As I’ve mentioned in the Pop Culture Retrorama podcasts – when it comes to some of my favorite films, many of them would fall into the cult film category. The Adventures of Buckaroo Banzai: Across the Eighth Dimension, Krull, Enemy Mine, Phantom of the Paradise, and many others – like 1982’s TRON. A movie that I hold so very close to my heart – having caught it when I was ten-years-old and in the grip, like so many others of “Pac-Man Fever” – a perfect film for a young video game fanatic. I even managed to imitate the disc battles seen in the film with the neighborhood kids in my Grandparent’s neighborhood. Besides the storybook and coloring books I managed to get a few of those beautiful Tomy TRON action figures, although I would be an adult before I obtained the full line – that includes the 2002 rerelease by Neca. I was able to convince my Family to pick up various video game releases for TRON for both the Atari 2600 and Intellivision – including one of the greatest based off the 1982 film – Tron: Deadly Discs. But long, long before I was able to own a personal copy of the film on VHS – it was the Disney Read-Along book and record that allowed me to revisit the majority of the events of TRON. Narrated by Chuck Riley, The Story of TRON not only allowed me to relive some of my favorite moments from the film but also drool over the beautiful artwork of the storybook.

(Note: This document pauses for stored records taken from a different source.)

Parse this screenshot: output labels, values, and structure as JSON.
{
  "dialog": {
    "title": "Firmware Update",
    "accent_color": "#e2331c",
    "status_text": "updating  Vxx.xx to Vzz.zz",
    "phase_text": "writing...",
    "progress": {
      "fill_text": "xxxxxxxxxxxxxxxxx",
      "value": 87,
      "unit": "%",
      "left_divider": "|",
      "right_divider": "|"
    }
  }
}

I wish I could say I found the name of the artist who provided the illustrations – I’ve checked the Disney Wiki in addition to the TRON wiki but I’ve seen no credits at all. At the very least thanks to Filmscore Fantastic you too can enjoy the book and record that I would sit and listen to over and over again in the middle of my living room floor as a kid.
By the way, you can hear some of the exceptional soundtrack by Wendy Carlos (A Clockwork Orange, The Shining) from the 1982 film in The Story of TRON. Furthermore Chuck Riley was a legendary voice-over artist and it is believed that he provided work on hundreds of trailers, television promos, in addition to book and records – almost always uncredited. While he sadly passed away in 2007 at the age of 66 he did leave behind some very memorable narrations – like for another 1982 film, E.T. the Extra-Terrestrial!
What about you though, friends – were there any particular book and records that you fondly remember from your own youth?